The conference built upon the Administration’s commitment to promoting policies and practices that support the needs and potential of underserved populations, including marginalized girls, young women and their families. Despite progress made over the recent years in academic achievement, access and school support, girls, and particularly girls of color, continue to disproportionately face barriers in education.

Szafran was a member of the “Exploring Trauma-Informed Approaches to Supporting Girls of Color” panel – a group of experts Rebecca Epstein, Executive Director of the Georgetown Center on Poverty and Inequality, referred to as the “Dream Team” who could help “connect the dots between trauma and school discipline.”

Szafran addressed the unique challenges that rural communities face to provide trauma-informed care in comparison with urban areas. She explained, “When you’re from rural areas there are very, very limited resources. We’re looking at crisis for young girls who have no commonality, no shared cultures. When they come into residential treatment, they feel very much alone, and when trying to create an environment for them to return back to and have a community to embrace them, frequently, it doesn’t exist.”

Szafran also spoke about Crittenton’s Trauma-Informed Elementary Schools (TIES) Program and implementing trauma-informed approaches in school.
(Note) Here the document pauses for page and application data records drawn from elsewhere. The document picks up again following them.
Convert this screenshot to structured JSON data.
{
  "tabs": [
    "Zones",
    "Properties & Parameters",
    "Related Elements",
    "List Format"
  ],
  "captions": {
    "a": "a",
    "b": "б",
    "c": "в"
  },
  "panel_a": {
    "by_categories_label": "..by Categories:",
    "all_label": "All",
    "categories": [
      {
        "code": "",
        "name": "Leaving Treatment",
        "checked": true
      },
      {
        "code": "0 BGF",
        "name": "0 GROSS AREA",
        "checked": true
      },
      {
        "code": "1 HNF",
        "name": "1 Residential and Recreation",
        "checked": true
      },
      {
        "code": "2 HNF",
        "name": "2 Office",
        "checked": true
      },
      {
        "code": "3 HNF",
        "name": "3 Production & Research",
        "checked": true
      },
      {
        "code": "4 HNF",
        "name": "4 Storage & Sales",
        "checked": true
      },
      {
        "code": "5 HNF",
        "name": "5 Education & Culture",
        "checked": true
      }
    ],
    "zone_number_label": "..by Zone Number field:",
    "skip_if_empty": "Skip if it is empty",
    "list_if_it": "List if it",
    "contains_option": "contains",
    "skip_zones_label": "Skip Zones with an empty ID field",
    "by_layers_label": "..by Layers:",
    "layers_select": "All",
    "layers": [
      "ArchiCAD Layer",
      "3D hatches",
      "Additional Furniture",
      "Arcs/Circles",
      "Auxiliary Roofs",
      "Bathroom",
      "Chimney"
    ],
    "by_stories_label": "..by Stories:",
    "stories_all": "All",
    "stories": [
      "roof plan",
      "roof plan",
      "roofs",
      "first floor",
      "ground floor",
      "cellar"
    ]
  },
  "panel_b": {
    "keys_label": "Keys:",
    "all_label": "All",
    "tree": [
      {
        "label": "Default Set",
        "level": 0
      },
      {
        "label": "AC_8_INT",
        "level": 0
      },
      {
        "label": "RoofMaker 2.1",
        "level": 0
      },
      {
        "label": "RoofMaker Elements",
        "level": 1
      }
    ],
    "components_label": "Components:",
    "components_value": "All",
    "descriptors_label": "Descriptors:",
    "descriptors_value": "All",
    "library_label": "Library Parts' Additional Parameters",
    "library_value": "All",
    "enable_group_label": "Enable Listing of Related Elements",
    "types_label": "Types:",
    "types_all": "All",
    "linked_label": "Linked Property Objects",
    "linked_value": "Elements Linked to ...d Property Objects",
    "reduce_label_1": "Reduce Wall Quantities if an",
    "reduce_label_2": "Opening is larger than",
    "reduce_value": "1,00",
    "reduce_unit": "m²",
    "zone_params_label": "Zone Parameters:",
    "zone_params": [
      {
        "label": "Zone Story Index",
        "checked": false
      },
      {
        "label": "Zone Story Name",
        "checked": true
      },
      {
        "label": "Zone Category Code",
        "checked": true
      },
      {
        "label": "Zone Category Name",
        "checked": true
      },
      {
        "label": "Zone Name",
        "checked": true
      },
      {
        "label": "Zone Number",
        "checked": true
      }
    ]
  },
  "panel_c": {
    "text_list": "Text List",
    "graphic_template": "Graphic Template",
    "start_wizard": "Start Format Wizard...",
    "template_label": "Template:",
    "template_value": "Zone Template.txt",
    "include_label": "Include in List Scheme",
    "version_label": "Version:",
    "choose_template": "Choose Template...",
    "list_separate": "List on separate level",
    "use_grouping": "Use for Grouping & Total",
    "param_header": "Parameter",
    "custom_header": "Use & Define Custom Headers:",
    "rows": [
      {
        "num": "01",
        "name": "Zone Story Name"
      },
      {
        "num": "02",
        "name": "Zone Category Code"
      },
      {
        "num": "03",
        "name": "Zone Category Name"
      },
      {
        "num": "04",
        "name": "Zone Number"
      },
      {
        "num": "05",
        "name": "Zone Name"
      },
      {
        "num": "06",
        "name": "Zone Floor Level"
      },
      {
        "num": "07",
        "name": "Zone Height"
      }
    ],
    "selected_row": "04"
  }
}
The TIES Program brings trauma-informed services to early elementary school classes, grades Pre-K through grade 1.  The goal of the program is to bring early intervention to children who exhibit symptoms of chronic stress, or trauma, in the classroom—symptoms that interfere with the child’s ability to learn, such as disruptive, defensive, or withdrawn behavior. Szafran said, “Our therapists are training teachers how to observe and indicate trigger behaviors – behaviors that are indicative that a child is being affected by trauma in their home environments.  The responsibility is then to help teach the teacher ways of self-help regulation within the classroom and become a bridge between the home and the school.  That’s what we feel is most critical.” Szafran went on to explain that it’s a truly generational process for many children whose parents have also had very similar traumatic experiences.  The TIES program is currently in its second year and has expanded into eleven WV elementary schools in Hancock, Tyler, Ohio and Wood counties.

You may also view the panel discussion at https://www.youtube.com/watch?v=Cro37ByMECo.  Kathy Szafran’s panel discussion begins at the 3 hour 24 minute mark. Szafran speaks about the challenges to trauma-informed care that rural communities face at the 3 hour 38 minute 27 second mark. She also speaks about implementing trauma-informed approaches in school at the 3 hour, 59 minute, 15 second mark.

Kathy Szafran leads a break-out panel discussion on trauma-informed, gender-responsive care at the White House.

Kathy Szafran leads a break-out panel discussion on trauma-informed, gender-responsive care at the White House.